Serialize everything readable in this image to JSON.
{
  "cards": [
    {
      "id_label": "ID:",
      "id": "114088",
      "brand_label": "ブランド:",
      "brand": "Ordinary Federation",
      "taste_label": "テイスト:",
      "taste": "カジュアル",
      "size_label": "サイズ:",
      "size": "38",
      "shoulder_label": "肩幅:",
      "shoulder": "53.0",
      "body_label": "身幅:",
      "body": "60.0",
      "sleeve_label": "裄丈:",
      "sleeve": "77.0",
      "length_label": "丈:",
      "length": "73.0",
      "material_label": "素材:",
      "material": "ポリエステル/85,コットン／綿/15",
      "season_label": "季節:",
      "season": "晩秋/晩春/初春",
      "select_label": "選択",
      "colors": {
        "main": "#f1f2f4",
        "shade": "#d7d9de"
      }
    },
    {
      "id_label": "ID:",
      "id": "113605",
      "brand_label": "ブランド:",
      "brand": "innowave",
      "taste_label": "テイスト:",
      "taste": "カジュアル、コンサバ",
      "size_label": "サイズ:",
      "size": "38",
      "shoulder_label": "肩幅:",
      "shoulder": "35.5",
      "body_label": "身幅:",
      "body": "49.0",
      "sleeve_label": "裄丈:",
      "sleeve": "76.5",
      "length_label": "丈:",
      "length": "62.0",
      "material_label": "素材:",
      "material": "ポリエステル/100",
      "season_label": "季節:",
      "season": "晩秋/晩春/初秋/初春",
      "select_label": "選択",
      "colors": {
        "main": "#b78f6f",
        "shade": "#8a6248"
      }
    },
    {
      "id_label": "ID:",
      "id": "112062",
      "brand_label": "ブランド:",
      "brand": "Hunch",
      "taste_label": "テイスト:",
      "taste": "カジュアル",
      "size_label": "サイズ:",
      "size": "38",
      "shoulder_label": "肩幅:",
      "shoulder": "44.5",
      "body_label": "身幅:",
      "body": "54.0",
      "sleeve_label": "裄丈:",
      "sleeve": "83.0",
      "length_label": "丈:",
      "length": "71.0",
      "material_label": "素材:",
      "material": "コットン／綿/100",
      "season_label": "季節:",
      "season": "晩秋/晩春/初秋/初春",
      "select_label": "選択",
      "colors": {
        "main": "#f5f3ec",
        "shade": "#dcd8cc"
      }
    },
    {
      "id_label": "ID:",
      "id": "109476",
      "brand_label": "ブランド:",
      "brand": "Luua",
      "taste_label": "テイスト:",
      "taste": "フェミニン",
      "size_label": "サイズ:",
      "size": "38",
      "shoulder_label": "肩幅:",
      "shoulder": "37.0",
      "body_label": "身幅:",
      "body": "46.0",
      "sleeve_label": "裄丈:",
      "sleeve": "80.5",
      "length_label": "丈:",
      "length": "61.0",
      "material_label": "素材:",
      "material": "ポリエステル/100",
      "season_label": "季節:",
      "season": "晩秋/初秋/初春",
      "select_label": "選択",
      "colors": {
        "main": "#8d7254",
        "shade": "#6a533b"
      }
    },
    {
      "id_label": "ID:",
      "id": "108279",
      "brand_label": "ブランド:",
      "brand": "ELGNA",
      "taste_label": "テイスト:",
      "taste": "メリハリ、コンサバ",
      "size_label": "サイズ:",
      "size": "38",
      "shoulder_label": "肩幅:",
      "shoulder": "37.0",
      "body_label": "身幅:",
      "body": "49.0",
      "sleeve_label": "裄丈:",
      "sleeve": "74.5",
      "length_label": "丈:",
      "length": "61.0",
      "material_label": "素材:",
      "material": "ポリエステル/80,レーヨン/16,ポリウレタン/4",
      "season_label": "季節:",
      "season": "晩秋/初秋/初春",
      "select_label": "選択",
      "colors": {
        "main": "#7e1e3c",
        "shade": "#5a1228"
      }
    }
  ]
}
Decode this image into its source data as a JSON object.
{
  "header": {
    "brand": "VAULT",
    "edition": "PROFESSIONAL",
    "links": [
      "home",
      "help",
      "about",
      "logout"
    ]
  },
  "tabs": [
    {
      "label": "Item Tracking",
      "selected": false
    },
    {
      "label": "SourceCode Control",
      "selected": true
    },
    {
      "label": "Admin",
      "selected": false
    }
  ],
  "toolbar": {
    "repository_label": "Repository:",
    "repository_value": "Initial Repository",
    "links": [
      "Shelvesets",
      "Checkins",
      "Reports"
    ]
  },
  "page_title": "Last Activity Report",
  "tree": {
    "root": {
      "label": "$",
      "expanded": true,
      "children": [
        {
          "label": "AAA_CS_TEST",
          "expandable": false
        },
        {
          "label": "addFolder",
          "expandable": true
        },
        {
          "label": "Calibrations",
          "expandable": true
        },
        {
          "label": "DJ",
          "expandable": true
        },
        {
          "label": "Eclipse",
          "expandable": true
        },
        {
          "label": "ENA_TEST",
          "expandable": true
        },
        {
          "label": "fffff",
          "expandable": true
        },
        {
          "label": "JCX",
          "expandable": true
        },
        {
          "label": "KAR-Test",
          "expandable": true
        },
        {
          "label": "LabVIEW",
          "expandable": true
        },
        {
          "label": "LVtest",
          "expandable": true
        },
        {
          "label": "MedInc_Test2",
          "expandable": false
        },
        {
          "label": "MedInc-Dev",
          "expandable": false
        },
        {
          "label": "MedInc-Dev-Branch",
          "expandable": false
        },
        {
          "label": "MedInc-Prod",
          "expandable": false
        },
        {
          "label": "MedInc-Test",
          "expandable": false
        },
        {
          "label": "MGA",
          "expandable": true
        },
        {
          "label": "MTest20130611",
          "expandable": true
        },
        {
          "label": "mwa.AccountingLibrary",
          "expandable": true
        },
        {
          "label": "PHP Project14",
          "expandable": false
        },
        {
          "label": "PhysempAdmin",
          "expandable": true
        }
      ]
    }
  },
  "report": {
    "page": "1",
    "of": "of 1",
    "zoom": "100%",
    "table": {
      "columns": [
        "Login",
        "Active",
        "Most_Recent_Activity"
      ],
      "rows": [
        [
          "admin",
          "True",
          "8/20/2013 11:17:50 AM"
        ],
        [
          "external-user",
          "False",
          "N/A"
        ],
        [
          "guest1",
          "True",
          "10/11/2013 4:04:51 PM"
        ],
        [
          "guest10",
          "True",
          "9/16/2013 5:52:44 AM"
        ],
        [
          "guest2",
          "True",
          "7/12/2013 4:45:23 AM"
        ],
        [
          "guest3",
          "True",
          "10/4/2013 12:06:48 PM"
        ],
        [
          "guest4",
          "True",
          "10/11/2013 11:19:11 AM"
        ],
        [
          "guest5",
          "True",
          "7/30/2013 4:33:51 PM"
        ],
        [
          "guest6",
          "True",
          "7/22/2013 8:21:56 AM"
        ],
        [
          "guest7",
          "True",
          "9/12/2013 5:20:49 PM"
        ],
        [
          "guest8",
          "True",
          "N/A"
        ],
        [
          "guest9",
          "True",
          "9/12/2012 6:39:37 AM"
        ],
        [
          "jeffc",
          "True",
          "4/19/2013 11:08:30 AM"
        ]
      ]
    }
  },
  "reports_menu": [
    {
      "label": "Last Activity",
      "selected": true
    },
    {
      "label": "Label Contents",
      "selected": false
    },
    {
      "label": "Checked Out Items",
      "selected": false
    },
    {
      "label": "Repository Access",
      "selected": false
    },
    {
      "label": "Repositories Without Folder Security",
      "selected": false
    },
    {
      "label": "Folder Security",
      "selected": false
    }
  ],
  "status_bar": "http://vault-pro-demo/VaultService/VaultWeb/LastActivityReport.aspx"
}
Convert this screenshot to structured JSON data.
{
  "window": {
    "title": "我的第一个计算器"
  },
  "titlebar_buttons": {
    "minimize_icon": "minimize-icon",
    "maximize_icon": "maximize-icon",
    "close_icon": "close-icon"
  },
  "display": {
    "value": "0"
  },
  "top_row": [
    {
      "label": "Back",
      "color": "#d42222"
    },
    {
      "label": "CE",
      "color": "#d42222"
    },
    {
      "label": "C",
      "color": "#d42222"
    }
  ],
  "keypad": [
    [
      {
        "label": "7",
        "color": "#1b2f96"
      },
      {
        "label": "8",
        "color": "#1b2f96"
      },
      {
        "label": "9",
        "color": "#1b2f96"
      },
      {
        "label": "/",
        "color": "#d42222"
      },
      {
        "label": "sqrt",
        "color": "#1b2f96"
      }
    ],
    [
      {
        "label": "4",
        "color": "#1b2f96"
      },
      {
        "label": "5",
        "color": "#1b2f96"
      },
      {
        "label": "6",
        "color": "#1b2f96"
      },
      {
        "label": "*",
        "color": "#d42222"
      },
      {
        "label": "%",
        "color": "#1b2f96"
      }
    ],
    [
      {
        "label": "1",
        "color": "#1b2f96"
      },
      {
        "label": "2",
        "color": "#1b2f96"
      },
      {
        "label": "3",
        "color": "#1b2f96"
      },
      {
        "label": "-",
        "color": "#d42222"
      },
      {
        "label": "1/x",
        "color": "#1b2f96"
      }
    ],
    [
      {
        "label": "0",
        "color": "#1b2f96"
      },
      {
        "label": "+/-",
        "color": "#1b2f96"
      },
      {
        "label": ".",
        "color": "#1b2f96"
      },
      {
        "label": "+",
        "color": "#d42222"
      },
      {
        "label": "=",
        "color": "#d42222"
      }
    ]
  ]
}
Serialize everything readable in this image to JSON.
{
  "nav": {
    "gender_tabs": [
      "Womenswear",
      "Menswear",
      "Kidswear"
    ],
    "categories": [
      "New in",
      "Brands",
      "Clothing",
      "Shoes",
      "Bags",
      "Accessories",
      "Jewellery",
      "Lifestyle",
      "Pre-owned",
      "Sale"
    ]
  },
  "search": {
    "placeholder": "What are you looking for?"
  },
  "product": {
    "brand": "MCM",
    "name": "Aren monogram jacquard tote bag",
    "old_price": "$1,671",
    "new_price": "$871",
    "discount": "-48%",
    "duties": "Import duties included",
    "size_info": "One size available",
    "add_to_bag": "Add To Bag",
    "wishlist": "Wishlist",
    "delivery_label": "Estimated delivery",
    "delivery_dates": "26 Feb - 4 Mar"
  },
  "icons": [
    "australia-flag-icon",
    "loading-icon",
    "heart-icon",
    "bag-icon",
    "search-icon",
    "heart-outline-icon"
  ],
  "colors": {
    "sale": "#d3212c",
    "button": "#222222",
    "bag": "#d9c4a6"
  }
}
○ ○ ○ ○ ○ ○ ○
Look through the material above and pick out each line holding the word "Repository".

    "repository_label": "Repository:",
    "repository_value": "Initial Repository",
      "label": "Repository Access",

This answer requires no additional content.